Where in the data does the word "Load" appear? Find those lines and copy them.
### The data ###
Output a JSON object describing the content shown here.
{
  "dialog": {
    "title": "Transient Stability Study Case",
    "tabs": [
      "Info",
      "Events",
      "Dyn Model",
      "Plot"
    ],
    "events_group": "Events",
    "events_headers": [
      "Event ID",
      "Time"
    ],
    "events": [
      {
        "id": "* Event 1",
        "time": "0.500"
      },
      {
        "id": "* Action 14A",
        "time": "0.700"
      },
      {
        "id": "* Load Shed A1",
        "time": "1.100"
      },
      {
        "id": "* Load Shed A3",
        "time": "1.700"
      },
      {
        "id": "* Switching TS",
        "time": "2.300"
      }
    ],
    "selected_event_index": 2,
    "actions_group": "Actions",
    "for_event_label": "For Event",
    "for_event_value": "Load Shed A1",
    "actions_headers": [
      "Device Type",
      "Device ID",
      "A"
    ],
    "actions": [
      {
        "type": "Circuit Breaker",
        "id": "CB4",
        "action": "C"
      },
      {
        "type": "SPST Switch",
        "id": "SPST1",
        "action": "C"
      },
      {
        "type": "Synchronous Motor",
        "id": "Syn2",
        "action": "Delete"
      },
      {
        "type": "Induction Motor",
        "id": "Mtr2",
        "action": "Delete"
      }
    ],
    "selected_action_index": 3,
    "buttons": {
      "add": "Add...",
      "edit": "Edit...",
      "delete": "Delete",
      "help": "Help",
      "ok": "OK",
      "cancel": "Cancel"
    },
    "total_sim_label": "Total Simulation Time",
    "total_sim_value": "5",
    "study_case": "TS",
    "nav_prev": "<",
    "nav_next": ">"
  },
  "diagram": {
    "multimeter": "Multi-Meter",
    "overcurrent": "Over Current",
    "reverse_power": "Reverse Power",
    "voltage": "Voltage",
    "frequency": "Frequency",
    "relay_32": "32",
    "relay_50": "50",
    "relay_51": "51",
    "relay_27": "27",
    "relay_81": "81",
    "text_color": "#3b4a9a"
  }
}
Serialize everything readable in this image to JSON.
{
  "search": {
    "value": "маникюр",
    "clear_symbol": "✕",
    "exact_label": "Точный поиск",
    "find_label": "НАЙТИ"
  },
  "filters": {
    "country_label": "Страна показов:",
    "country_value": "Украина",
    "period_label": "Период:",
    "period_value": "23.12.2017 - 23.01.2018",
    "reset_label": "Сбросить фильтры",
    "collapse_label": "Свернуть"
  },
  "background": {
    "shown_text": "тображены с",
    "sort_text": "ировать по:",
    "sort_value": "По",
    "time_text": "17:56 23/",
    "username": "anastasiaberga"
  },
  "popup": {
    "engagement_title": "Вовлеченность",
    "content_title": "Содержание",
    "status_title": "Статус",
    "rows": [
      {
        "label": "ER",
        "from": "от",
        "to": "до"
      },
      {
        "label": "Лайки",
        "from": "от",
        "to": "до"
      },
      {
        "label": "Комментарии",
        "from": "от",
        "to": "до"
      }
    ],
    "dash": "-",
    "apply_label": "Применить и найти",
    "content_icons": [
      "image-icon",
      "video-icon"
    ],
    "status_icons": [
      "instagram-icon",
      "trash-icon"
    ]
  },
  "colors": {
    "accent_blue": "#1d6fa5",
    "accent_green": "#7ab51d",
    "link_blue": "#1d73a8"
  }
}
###
Answer to the exercise:
        "id": "* Load Shed A1",
        "id": "* Load Shed A3",
    "for_event_value": "Load Shed A1",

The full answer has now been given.